Web page and app entries:
☆ ☆ ☆ ☆
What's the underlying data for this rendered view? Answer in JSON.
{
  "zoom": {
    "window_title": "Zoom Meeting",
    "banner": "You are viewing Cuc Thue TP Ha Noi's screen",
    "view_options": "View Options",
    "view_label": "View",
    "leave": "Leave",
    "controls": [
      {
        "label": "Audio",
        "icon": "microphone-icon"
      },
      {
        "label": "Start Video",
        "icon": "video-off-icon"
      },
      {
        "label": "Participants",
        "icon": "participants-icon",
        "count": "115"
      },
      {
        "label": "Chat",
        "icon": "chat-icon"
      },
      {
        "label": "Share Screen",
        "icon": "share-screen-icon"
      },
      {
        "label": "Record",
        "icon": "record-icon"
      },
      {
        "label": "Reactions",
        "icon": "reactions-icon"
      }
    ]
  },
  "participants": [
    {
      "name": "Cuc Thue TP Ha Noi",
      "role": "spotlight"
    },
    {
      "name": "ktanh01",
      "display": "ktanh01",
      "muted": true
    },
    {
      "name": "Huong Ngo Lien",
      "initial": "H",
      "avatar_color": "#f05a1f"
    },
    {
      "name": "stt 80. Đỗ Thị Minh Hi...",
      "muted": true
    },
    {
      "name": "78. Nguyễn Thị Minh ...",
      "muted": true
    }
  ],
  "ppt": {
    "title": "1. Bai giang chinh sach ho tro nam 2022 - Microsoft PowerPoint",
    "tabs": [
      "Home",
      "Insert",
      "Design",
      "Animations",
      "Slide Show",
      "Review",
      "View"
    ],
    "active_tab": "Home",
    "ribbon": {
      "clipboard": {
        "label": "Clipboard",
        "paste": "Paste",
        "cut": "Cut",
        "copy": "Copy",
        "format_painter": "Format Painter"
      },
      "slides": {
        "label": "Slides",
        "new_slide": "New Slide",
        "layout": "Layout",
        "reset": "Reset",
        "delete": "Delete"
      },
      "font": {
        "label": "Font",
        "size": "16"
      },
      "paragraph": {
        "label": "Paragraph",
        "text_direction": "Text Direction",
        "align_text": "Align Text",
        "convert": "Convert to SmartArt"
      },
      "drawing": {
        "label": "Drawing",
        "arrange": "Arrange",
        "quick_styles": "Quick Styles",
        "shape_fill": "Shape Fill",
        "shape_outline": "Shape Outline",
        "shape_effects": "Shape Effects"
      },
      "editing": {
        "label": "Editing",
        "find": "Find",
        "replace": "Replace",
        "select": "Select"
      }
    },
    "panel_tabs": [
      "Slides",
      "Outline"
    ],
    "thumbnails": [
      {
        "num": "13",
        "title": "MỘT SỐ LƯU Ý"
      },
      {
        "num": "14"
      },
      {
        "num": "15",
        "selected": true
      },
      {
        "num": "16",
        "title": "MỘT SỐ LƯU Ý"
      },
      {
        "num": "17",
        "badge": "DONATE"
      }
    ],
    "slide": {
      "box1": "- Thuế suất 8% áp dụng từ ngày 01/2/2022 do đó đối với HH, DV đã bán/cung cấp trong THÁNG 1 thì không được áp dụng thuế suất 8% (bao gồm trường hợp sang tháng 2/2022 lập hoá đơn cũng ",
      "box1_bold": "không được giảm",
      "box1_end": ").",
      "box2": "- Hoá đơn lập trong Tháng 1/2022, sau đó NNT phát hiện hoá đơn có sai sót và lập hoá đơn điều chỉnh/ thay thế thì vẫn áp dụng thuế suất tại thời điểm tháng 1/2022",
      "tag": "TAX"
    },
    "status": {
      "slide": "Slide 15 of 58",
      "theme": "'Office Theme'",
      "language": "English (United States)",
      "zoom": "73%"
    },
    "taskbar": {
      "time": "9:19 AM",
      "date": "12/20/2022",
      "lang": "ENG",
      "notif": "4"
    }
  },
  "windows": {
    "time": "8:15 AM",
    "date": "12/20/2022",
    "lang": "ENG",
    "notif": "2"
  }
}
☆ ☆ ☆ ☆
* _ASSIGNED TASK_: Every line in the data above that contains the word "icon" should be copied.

* _OUTPUT FOR THIS EXERCISE_:
        "icon": "microphone-icon"
        "icon": "video-off-icon"
        "icon": "participants-icon",
        "icon": "chat-icon"
        "icon": "share-screen-icon"
        "icon": "record-icon"
        "icon": "reactions-icon"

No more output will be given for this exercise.